Please reproduce the listing in full, exactly as given.

┄┄┄┄┄┄┄┄┄┄

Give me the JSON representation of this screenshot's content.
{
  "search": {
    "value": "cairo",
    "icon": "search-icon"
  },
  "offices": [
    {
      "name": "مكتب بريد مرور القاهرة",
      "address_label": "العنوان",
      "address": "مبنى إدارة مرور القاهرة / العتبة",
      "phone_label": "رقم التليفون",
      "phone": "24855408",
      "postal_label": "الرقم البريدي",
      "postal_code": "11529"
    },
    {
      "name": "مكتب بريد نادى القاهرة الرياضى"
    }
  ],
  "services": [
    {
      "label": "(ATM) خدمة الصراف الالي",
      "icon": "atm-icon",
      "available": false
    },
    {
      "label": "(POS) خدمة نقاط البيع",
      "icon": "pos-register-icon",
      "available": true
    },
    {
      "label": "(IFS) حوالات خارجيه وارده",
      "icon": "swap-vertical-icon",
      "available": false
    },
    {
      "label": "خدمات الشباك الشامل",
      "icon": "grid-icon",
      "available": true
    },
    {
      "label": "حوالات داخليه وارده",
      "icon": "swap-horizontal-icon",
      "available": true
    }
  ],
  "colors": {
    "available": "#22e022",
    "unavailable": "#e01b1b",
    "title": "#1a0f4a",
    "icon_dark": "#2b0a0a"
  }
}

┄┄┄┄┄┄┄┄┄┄

### Response area
Give me the JSON representation of this screenshot's content.
{
  "search": {
    "value": "cairo",
    "icon": "search-icon"
  },
  "offices": [
    {
      "name": "مكتب بريد مرور القاهرة",
      "address_label": "العنوان",
      "address": "مبنى إدارة مرور القاهرة / العتبة",
      "phone_label": "رقم التليفون",
      "phone": "24855408",
      "postal_label": "الرقم البريدي",
      "postal_code": "11529"
    },
    {
      "name": "مكتب بريد نادى القاهرة الرياضى"
    }
  ],
  "services": [
    {
      "label": "(ATM) خدمة الصراف الالي",
      "icon": "atm-icon",
      "available": false
    },
    {
      "label": "(POS) خدمة نقاط البيع",
      "icon": "pos-register-icon",
      "available": true
    },
    {
      "label": "(IFS) حوالات خارجيه وارده",
      "icon": "swap-vertical-icon",
      "available": false
    },
    {
      "label": "خدمات الشباك الشامل",
      "icon": "grid-icon",
      "available": true
    },
    {
      "label": "حوالات داخليه وارده",
      "icon": "swap-horizontal-icon",
      "available": true
    }
  ],
  "colors": {
    "available": "#22e022",
    "unavailable": "#e01b1b",
    "title": "#1a0f4a",
    "icon_dark": "#2b0a0a"
  }
}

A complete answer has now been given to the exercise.